Available data:
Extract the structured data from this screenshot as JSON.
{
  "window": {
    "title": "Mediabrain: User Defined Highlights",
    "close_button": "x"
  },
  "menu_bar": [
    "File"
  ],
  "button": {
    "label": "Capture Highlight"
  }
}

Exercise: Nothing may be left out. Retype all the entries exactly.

Answer to this exercise:
Extract the structured data from this screenshot as JSON.
{
  "window": {
    "title": "Mediabrain: User Defined Highlights",
    "close_button": "x"
  },
  "menu_bar": [
    "File"
  ],
  "button": {
    "label": "Capture Highlight"
  }
}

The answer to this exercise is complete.